[Dataset rows describing interfaces]
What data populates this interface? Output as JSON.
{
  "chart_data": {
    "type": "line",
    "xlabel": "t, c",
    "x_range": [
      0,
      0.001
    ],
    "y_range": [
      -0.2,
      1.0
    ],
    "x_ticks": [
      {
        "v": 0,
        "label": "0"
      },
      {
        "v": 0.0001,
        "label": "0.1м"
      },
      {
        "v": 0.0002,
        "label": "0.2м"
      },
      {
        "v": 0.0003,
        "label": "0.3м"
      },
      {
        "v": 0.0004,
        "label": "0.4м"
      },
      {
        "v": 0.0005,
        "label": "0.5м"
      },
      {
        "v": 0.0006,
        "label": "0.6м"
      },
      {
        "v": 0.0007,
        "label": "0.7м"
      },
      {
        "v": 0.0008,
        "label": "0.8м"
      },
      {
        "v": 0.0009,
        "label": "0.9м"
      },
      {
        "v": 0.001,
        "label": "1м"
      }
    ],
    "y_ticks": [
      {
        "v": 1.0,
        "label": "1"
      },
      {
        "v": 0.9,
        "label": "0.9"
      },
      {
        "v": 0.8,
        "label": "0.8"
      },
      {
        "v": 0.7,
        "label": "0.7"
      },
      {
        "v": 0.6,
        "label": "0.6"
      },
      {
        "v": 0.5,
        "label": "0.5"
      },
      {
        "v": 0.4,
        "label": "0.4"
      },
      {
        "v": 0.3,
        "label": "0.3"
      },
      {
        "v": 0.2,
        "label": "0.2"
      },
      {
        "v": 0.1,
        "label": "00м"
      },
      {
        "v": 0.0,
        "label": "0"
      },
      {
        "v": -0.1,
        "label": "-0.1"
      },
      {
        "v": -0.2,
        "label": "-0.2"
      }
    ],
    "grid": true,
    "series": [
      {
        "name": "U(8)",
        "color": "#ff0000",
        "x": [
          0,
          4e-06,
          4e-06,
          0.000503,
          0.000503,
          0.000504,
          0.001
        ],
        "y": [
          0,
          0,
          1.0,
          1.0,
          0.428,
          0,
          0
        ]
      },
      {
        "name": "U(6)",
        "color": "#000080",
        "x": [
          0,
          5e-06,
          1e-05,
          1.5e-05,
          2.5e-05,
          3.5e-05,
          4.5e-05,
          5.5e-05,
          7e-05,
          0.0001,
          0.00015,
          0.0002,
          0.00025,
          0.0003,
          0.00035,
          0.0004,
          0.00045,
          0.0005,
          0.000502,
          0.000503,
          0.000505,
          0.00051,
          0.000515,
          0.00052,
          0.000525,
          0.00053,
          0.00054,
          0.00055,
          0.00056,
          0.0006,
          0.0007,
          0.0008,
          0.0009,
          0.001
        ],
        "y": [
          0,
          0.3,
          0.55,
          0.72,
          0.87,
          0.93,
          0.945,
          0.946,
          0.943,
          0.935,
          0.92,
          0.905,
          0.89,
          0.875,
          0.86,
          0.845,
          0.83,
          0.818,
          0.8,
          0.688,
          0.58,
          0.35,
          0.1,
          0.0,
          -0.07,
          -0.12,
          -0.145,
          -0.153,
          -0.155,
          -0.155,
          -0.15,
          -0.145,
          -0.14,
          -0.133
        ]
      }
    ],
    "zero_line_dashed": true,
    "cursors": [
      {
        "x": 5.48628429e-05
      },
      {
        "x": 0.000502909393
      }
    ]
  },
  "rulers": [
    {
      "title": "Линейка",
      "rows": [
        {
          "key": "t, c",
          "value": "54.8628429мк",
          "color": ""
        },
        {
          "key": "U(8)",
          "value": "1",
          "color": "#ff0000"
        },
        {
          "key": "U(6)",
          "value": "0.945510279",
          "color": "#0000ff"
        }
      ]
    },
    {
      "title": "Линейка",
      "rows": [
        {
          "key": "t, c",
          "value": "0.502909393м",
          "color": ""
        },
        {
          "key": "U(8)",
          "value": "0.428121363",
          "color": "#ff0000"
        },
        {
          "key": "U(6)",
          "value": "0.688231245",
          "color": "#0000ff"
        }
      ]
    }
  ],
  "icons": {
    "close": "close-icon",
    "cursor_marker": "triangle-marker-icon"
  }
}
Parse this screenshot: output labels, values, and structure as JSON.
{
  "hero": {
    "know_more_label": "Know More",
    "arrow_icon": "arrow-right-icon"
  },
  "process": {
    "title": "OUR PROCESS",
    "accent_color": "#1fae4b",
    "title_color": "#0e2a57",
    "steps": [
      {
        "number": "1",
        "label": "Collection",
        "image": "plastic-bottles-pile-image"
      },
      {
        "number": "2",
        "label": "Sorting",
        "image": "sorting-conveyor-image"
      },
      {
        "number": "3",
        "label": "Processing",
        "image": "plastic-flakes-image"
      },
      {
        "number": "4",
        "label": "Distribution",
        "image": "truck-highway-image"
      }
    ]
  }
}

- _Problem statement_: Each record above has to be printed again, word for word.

- _Answer to the problem_:
What data populates this interface? Output as JSON.
{
  "chart_data": {
    "type": "line",
    "xlabel": "t, c",
    "x_range": [
      0,
      0.001
    ],
    "y_range": [
      -0.2,
      1.0
    ],
    "x_ticks": [
      {
        "v": 0,
        "label": "0"
      },
      {
        "v": 0.0001,
        "label": "0.1м"
      },
      {
        "v": 0.0002,
        "label": "0.2м"
      },
      {
        "v": 0.0003,
        "label": "0.3м"
      },
      {
        "v": 0.0004,
        "label": "0.4м"
      },
      {
        "v": 0.0005,
        "label": "0.5м"
      },
      {
        "v": 0.0006,
        "label": "0.6м"
      },
      {
        "v": 0.0007,
        "label": "0.7м"
      },
      {
        "v": 0.0008,
        "label": "0.8м"
      },
      {
        "v": 0.0009,
        "label": "0.9м"
      },
      {
        "v": 0.001,
        "label": "1м"
      }
    ],
    "y_ticks": [
      {
        "v": 1.0,
        "label": "1"
      },
      {
        "v": 0.9,
        "label": "0.9"
      },
      {
        "v": 0.8,
        "label": "0.8"
      },
      {
        "v": 0.7,
        "label": "0.7"
      },
      {
        "v": 0.6,
        "label": "0.6"
      },
      {
        "v": 0.5,
        "label": "0.5"
      },
      {
        "v": 0.4,
        "label": "0.4"
      },
      {
        "v": 0.3,
        "label": "0.3"
      },
      {
        "v": 0.2,
        "label": "0.2"
      },
      {
        "v": 0.1,
        "label": "00м"
      },
      {
        "v": 0.0,
        "label": "0"
      },
      {
        "v": -0.1,
        "label": "-0.1"
      },
      {
        "v": -0.2,
        "label": "-0.2"
      }
    ],
    "grid": true,
    "series": [
      {
        "name": "U(8)",
        "color": "#ff0000",
        "x": [
          0,
          4e-06,
          4e-06,
          0.000503,
          0.000503,
          0.000504,
          0.001
        ],
        "y": [
          0,
          0,
          1.0,
          1.0,
          0.428,
          0,
          0
        ]
      },
      {
        "name": "U(6)",
        "color": "#000080",
        "x": [
          0,
          5e-06,
          1e-05,
          1.5e-05,
          2.5e-05,
          3.5e-05,
          4.5e-05,
          5.5e-05,
          7e-05,
          0.0001,
          0.00015,
          0.0002,
          0.00025,
          0.0003,
          0.00035,
          0.0004,
          0.00045,
          0.0005,
          0.000502,
          0.000503,
          0.000505,
          0.00051,
          0.000515,
          0.00052,
          0.000525,
          0.00053,
          0.00054,
          0.00055,
          0.00056,
          0.0006,
          0.0007,
          0.0008,
          0.0009,
          0.001
        ],
        "y": [
          0,
          0.3,
          0.55,
          0.72,
          0.87,
          0.93,
          0.945,
          0.946,
          0.943,
          0.935,
          0.92,
          0.905,
          0.89,
          0.875,
          0.86,
          0.845,
          0.83,
          0.818,
          0.8,
          0.688,
          0.58,
          0.35,
          0.1,
          0.0,
          -0.07,
          -0.12,
          -0.145,
          -0.153,
          -0.155,
          -0.155,
          -0.15,
          -0.145,
          -0.14,
          -0.133
        ]
      }
    ],
    "zero_line_dashed": true,
    "cursors": [
      {
        "x": 5.48628429e-05
      },
      {
        "x": 0.000502909393
      }
    ]
  },
  "rulers": [
    {
      "title": "Линейка",
      "rows": [
        {
          "key": "t, c",
          "value": "54.8628429мк",
          "color": ""
        },
        {
          "key": "U(8)",
          "value": "1",
          "color": "#ff0000"
        },
        {
          "key": "U(6)",
          "value": "0.945510279",
          "color": "#0000ff"
        }
      ]
    },
    {
      "title": "Линейка",
      "rows": [
        {
          "key": "t, c",
          "value": "0.502909393м",
          "color": ""
        },
        {
          "key": "U(8)",
          "value": "0.428121363",
          "color": "#ff0000"
        },
        {
          "key": "U(6)",
          "value": "0.688231245",
          "color": "#0000ff"
        }
      ]
    }
  ],
  "icons": {
    "close": "close-icon",
    "cursor_marker": "triangle-marker-icon"
  }
}
Parse this screenshot: output labels, values, and structure as JSON.
{
  "hero": {
    "know_more_label": "Know More",
    "arrow_icon": "arrow-right-icon"
  },
  "process": {
    "title": "OUR PROCESS",
    "accent_color": "#1fae4b",
    "title_color": "#0e2a57",
    "steps": [
      {
        "number": "1",
        "label": "Collection",
        "image": "plastic-bottles-pile-image"
      },
      {
        "number": "2",
        "label": "Sorting",
        "image": "sorting-conveyor-image"
      },
      {
        "number": "3",
        "label": "Processing",
        "image": "plastic-flakes-image"
      },
      {
        "number": "4",
        "label": "Distribution",
        "image": "truck-highway-image"
      }
    ]
  }
}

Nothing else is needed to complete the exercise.